Why a literacy declaration?
In Europe we face serious literacy challenges: one in five 15-year-olds and nearly 55 million adults lack basic literacy skills and in the last 10 years there has been little improvement in the levels of literacy in Europe. International ELINET experts have discovered that the Universal Declaration is too unspecific with regard to literacy.
Literacy has been recognized as a human right for over 50 years in several international declarations and initiatives. Since its creation, UNESCO has promoted literacy as a right: 1975 Persepolis Declaration, 1997 Hamburg Declaration, 2006-2015 Literacy Initiative for Empowerment (LIFE), with a focus on those countries that face the biggest literacy challenges, mainly in Africa and Asia.
Everyone in Europe has the right to acquire literacy.

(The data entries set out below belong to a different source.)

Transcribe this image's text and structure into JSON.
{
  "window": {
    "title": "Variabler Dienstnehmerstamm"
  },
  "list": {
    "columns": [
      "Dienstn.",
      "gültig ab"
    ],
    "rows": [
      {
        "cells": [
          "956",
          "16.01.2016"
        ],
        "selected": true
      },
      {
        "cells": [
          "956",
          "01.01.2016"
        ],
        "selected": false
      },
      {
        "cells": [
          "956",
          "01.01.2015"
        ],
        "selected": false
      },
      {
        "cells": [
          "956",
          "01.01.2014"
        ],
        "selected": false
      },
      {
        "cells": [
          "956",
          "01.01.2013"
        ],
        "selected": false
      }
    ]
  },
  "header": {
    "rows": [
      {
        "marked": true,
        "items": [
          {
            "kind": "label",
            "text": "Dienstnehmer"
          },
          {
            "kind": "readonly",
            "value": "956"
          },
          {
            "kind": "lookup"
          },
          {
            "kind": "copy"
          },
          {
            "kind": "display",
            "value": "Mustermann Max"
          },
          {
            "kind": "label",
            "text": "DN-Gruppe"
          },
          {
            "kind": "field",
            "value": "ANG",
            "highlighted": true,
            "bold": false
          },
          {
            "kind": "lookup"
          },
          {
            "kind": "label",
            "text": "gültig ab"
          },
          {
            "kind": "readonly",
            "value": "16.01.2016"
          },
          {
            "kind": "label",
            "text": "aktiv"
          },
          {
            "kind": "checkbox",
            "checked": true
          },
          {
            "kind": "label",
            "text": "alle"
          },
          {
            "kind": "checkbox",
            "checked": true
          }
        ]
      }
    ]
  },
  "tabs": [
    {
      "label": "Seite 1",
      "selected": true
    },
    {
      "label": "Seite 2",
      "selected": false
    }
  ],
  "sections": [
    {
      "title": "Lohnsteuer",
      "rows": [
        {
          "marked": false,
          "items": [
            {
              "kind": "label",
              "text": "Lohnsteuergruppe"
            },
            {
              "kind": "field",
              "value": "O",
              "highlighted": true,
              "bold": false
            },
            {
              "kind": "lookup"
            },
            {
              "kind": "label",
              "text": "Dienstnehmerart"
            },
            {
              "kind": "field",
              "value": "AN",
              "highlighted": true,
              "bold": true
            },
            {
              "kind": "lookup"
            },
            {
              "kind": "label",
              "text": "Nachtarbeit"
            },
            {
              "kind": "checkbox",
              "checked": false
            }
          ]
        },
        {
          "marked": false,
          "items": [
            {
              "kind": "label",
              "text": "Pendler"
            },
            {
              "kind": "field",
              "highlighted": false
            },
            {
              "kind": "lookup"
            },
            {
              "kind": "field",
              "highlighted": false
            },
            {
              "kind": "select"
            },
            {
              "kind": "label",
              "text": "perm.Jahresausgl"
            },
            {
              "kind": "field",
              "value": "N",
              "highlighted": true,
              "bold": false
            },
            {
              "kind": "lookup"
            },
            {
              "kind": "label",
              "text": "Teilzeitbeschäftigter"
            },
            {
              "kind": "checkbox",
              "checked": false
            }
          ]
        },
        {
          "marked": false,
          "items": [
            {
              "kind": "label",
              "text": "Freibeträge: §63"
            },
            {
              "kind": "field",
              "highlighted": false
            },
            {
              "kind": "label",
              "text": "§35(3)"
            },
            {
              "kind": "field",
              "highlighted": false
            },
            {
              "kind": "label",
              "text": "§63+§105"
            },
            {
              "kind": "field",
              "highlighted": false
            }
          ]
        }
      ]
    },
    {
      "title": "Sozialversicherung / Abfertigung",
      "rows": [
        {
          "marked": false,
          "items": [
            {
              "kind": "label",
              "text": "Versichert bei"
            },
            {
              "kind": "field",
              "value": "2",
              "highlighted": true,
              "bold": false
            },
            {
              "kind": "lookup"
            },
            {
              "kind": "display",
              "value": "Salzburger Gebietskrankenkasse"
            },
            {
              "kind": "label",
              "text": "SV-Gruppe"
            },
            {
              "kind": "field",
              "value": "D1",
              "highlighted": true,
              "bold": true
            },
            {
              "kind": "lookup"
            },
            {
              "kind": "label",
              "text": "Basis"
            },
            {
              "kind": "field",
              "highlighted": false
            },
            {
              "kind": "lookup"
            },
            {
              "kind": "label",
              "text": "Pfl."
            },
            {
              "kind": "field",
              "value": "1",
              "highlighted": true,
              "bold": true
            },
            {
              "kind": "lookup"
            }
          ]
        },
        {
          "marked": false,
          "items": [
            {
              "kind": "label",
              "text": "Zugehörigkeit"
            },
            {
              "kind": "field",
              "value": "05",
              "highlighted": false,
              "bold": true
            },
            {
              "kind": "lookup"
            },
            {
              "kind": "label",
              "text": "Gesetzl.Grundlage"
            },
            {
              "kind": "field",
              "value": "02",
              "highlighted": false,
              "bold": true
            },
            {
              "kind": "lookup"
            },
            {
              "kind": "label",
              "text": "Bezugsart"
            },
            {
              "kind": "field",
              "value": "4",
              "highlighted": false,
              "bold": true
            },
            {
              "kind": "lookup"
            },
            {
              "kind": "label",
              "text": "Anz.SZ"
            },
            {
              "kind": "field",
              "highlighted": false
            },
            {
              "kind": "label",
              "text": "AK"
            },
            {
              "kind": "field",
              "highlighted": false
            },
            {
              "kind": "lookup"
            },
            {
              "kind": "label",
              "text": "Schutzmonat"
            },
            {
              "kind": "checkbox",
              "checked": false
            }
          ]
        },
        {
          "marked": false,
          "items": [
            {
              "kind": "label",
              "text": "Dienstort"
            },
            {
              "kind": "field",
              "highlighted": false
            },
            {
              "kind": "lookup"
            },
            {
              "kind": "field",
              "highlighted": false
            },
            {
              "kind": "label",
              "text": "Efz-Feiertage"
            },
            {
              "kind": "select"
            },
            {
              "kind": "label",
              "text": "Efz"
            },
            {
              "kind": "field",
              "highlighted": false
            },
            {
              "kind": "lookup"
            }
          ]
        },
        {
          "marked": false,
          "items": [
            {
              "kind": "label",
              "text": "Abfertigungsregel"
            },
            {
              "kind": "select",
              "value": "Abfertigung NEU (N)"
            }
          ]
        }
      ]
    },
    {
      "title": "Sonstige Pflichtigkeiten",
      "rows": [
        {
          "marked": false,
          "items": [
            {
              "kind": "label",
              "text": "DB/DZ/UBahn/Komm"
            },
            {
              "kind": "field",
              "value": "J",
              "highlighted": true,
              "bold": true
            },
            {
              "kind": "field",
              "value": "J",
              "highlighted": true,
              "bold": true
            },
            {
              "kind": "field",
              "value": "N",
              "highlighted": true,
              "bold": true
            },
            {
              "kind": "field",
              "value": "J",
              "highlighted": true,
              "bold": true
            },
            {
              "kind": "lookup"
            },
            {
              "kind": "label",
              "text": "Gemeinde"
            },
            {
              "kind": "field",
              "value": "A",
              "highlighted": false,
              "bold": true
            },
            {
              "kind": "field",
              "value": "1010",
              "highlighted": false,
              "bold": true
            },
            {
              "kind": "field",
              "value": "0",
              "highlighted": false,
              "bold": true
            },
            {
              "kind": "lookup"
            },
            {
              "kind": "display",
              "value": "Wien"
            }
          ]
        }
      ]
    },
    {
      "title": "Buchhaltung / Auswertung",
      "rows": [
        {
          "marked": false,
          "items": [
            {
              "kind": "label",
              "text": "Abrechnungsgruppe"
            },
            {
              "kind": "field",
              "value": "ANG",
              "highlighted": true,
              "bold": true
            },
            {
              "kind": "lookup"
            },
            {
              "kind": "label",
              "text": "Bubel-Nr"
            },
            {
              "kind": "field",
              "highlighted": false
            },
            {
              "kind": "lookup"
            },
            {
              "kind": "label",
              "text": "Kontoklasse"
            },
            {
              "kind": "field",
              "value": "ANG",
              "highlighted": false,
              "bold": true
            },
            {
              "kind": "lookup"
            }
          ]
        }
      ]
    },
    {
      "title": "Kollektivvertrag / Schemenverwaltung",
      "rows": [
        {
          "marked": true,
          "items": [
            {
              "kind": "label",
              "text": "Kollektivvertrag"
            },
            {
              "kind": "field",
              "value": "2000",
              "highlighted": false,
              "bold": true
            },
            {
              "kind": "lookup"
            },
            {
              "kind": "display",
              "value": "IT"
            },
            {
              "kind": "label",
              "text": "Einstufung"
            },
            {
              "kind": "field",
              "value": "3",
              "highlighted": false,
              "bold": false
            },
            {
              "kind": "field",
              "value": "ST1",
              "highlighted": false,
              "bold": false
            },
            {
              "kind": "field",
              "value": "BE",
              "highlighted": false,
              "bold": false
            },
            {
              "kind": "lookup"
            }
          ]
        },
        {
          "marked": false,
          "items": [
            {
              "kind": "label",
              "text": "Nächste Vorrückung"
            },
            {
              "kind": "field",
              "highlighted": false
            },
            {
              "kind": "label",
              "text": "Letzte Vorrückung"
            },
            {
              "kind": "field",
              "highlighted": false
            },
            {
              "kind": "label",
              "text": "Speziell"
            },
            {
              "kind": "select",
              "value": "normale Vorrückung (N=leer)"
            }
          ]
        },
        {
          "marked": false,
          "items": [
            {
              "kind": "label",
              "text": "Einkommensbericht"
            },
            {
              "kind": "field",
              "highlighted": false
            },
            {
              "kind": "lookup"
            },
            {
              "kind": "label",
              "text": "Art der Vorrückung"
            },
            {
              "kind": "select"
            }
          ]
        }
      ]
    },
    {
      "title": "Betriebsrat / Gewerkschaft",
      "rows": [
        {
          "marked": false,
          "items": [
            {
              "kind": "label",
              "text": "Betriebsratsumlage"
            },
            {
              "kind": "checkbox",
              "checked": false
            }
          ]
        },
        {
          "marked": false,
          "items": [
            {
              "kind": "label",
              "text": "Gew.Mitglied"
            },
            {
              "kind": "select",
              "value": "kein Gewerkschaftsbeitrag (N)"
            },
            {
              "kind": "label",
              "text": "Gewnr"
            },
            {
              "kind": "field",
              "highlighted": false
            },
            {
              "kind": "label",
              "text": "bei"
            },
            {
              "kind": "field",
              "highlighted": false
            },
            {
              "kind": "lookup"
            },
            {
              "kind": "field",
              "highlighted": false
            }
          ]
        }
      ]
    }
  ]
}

EU Member States should ensure that people of all ages, regardless of social class, religion, ethnicity, origin and gender, are provided with the necessary resources and opportunities to develop sufficient and sustainable literacy skills in order to effectively understand and use written communication be in handwritten, in print or digital form.
A European Declaration of the Right to Literacy was thus developed to re-emphasize this universal right.
Film: European Declaration of the Right to Literacy
Download the Declaration
The European Declaration of the Right to Literacy is available in several different languages below.